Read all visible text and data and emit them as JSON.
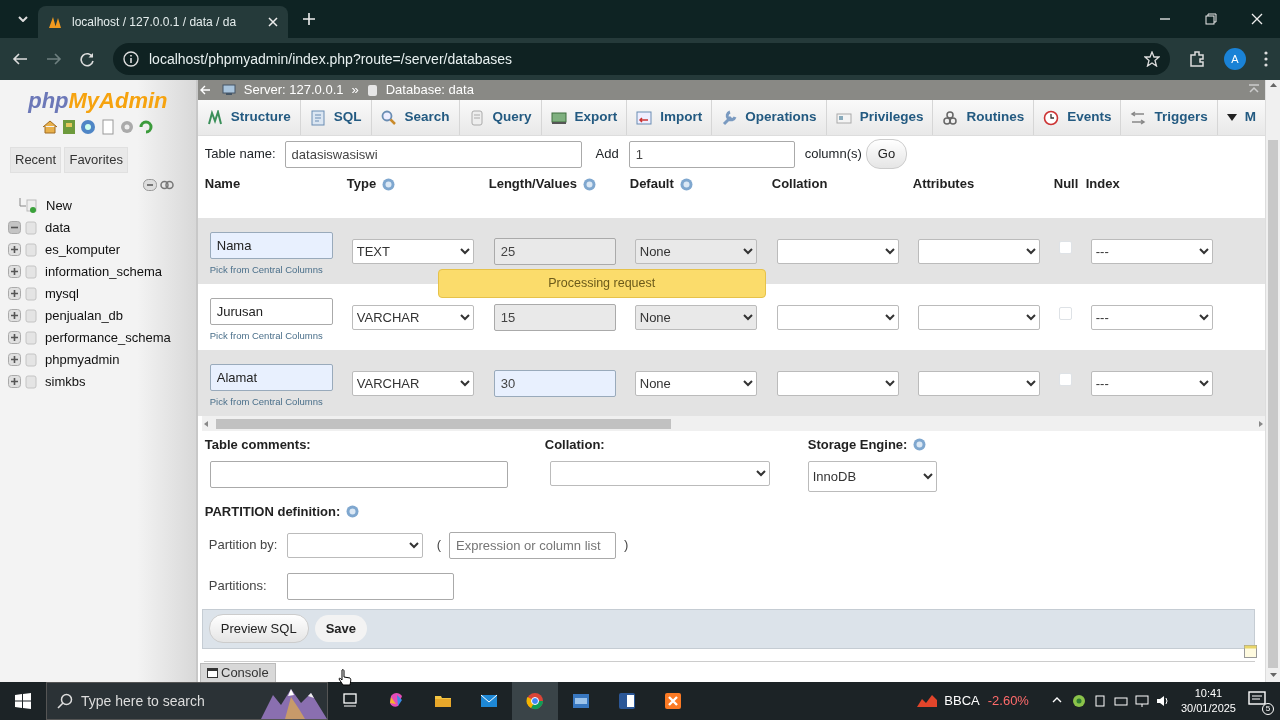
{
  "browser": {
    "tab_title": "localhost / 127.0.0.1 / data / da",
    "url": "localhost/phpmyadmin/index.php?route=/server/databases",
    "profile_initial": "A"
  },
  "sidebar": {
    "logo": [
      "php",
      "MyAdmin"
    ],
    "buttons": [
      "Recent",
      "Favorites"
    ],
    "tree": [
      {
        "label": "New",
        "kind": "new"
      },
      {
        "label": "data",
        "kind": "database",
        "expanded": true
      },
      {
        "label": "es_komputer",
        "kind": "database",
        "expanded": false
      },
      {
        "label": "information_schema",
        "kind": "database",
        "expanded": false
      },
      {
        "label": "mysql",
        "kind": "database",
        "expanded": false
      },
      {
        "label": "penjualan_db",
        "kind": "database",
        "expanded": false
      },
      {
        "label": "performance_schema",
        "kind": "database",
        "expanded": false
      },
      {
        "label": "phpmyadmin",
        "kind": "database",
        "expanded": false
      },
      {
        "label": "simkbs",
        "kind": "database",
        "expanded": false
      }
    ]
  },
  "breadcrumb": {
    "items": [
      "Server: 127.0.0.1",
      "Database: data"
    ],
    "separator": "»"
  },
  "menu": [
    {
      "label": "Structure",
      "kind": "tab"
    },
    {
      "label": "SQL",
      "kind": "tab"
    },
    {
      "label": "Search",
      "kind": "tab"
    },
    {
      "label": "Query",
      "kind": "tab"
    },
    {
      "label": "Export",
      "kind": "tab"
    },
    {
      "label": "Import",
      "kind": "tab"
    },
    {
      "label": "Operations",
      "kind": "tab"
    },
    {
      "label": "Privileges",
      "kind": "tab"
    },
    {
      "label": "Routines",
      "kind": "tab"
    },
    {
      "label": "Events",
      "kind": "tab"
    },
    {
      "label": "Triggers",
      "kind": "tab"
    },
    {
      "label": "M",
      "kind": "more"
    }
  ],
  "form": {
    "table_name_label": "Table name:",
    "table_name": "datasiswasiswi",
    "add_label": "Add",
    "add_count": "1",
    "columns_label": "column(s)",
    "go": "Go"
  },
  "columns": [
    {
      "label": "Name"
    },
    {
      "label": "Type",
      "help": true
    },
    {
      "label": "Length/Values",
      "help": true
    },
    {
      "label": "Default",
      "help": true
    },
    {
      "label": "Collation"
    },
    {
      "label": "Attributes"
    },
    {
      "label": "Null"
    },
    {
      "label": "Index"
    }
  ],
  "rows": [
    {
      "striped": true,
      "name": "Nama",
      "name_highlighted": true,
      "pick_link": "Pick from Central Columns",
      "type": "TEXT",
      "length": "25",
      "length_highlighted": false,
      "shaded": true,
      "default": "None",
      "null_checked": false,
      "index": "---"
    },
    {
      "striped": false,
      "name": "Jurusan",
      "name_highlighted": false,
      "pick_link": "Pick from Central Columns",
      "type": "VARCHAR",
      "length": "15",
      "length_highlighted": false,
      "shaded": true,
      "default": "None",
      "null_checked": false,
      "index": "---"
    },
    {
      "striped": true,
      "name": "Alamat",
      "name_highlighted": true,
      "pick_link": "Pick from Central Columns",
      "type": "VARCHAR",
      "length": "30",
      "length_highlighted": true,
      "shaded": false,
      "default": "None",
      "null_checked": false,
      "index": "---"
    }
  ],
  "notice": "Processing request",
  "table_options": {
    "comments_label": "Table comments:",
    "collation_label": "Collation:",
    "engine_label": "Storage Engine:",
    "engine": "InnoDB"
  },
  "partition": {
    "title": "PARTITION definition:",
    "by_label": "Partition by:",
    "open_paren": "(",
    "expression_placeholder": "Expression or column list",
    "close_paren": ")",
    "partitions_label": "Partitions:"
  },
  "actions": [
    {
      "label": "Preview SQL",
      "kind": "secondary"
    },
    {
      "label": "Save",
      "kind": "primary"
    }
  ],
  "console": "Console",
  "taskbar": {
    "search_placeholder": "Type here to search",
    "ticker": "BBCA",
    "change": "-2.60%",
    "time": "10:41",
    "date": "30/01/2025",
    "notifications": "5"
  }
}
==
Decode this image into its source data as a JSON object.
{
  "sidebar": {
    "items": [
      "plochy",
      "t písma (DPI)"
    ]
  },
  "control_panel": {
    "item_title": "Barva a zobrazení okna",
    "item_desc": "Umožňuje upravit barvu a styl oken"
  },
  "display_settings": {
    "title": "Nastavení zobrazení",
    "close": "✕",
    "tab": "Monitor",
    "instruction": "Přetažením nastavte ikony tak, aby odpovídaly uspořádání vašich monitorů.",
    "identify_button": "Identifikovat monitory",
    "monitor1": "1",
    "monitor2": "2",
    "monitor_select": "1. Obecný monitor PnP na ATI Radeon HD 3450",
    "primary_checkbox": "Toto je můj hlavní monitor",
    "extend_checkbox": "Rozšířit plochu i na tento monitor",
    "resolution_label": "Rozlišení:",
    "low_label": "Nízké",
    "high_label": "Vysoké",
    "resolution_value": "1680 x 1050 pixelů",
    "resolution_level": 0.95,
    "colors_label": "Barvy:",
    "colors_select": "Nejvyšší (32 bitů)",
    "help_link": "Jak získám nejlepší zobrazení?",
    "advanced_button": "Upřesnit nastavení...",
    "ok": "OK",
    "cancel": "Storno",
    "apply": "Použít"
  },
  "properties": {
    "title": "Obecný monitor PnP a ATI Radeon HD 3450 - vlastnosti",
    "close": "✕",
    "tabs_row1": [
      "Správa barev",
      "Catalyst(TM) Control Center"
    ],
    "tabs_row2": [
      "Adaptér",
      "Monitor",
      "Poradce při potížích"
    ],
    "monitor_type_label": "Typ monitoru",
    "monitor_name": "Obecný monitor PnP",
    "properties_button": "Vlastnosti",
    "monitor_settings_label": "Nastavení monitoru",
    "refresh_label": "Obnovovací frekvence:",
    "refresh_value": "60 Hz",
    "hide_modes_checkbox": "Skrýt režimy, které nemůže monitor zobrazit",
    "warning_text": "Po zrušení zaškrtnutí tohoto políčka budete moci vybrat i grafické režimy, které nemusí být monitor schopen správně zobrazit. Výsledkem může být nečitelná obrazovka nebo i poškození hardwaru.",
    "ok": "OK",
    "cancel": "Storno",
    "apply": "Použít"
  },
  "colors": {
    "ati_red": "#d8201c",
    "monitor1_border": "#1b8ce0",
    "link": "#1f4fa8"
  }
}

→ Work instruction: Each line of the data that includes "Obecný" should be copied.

→ Answer box:
    "monitor_select": "1. Obecný monitor PnP na ATI Radeon HD 3450",
    "title": "Obecný monitor PnP a ATI Radeon HD 3450 - vlastnosti",
    "monitor_name": "Obecný monitor PnP",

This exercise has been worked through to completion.